Guidebooks deserve a mention here. While the French and Germans and even Danes have extensive options that provide extensive details, we English speakers are somewhat limited. I mentioned that I acquired the UK Confraternity of Saint James‘s Pilgrim Guide to the Camino Frances for its comprehensiveness and updates, despite it complete lack of maps. The reality is that my only other option was the boorish A Pilgrim’s Guide to the Camino by John Brierly. It had maps, but also trite prayers and ethereal reflections, and a 33-stage plan.
What I came to realize on the Way, however, is that we don’t really need a guidebook at all. The Way forward was mostly clearly marked once I knew what to look for, and I never lacked fellow pilgrims or locals or help interpret more complicated forks. Is this true in life too?
(I will admit it might have been useful to read German comedian Hape Kerkeling’s best-selling I’m Off Then: Losing and Finding Myself on the Camino de Santiago before departing. This book is probably responsible more than any other thing for the Camino’s recent popularity.)
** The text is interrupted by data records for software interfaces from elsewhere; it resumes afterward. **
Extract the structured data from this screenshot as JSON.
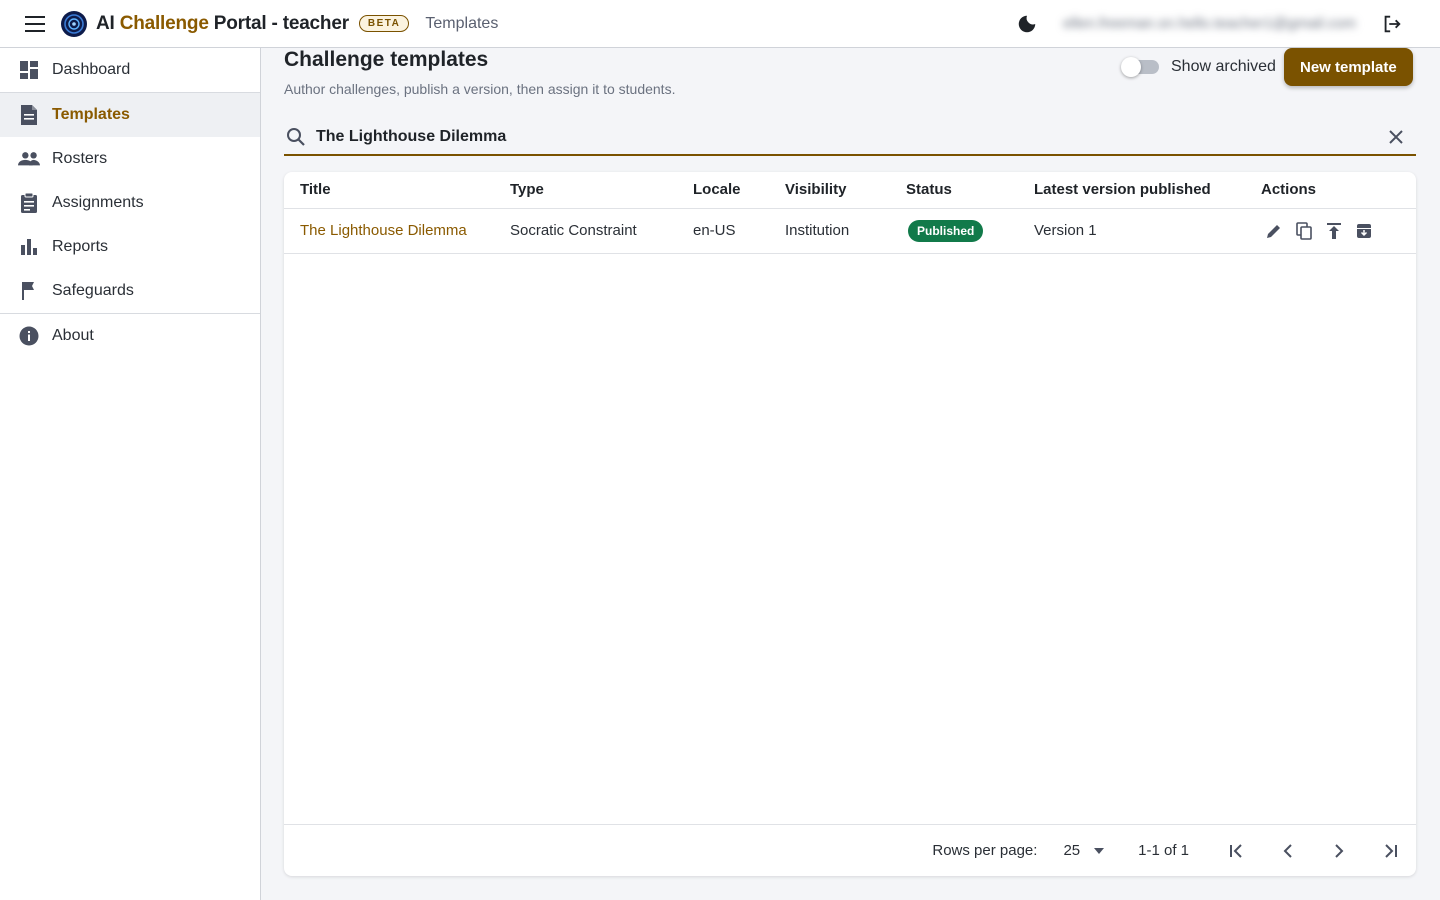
{
  "header": {
    "title_prefix": "AI ",
    "title_accent": "Challenge",
    "title_suffix": " Portal - teacher",
    "beta_label": "BETA",
    "breadcrumb": "Templates",
    "user_email": "ellen.freeman.sn.hello.teacher1@gmail.com"
  },
  "sidebar": {
    "items": [
      {
        "label": "Dashboard",
        "icon": "dashboard-icon"
      },
      {
        "label": "Templates",
        "icon": "document-icon"
      },
      {
        "label": "Rosters",
        "icon": "people-icon"
      },
      {
        "label": "Assignments",
        "icon": "clipboard-icon"
      },
      {
        "label": "Reports",
        "icon": "bar-chart-icon"
      },
      {
        "label": "Safeguards",
        "icon": "flag-icon"
      },
      {
        "label": "About",
        "icon": "info-icon"
      }
    ]
  },
  "main": {
    "title": "Challenge templates",
    "subtitle": "Author challenges, publish a version, then assign it to students.",
    "show_archived_label": "Show archived",
    "new_template_label": "New template",
    "search": {
      "value": "The Lighthouse Dilemma",
      "placeholder": "Search templates"
    },
    "table": {
      "headers": [
        "Title",
        "Type",
        "Locale",
        "Visibility",
        "Status",
        "Latest version published",
        "Actions"
      ],
      "rows": [
        {
          "title": "The Lighthouse Dilemma",
          "type": "Socratic Constraint",
          "locale": "en-US",
          "visibility": "Institution",
          "status": "Published",
          "latest": "Version 1"
        }
      ]
    },
    "footer": {
      "rows_per_page_label": "Rows per page:",
      "rows_per_page_value": "25",
      "range": "1-1 of 1"
    }
  },
  "colors": {
    "accent": "#7a5200",
    "status_published": "#117a4a"
  }
}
While I learned to completely disregard the alternative paths my guidebook described – the path I needed to take would be abundantly clear, and the alternative not, confusing, long and generally not otherwise reawarding – occasionally the confraternity came through with some valuable lodging information.
After an 8km slog through the industrial outskirts of Burgos (I walk at a pretty quick 5k/hour clip), I knew the industrial housing of the 178 bed municipal albergue with “coffee dispenser and snack machine” would not be in the cards. Instead, based on the confraternity’s recommendation I headed off towards the 18 bed Santiago y Santa Catalina above the Capilla de la Divina Pastora and a plaza away from the exceptional Gothic cathedral.
Hospitalero Juan made no attempt to speak English. Nevertheless, I negotiated the final bunk and a dinner recommendation. At lights out, after the German below me had hacked up several cups of phlegm and a young girl walking from France arrived with no money at all, hospitalero Juan serenaded us with his guitar and tender tenor.
It was almost like being in the provinces, except one of the world’s most impressive examples of Gothic architecture was just around the corner.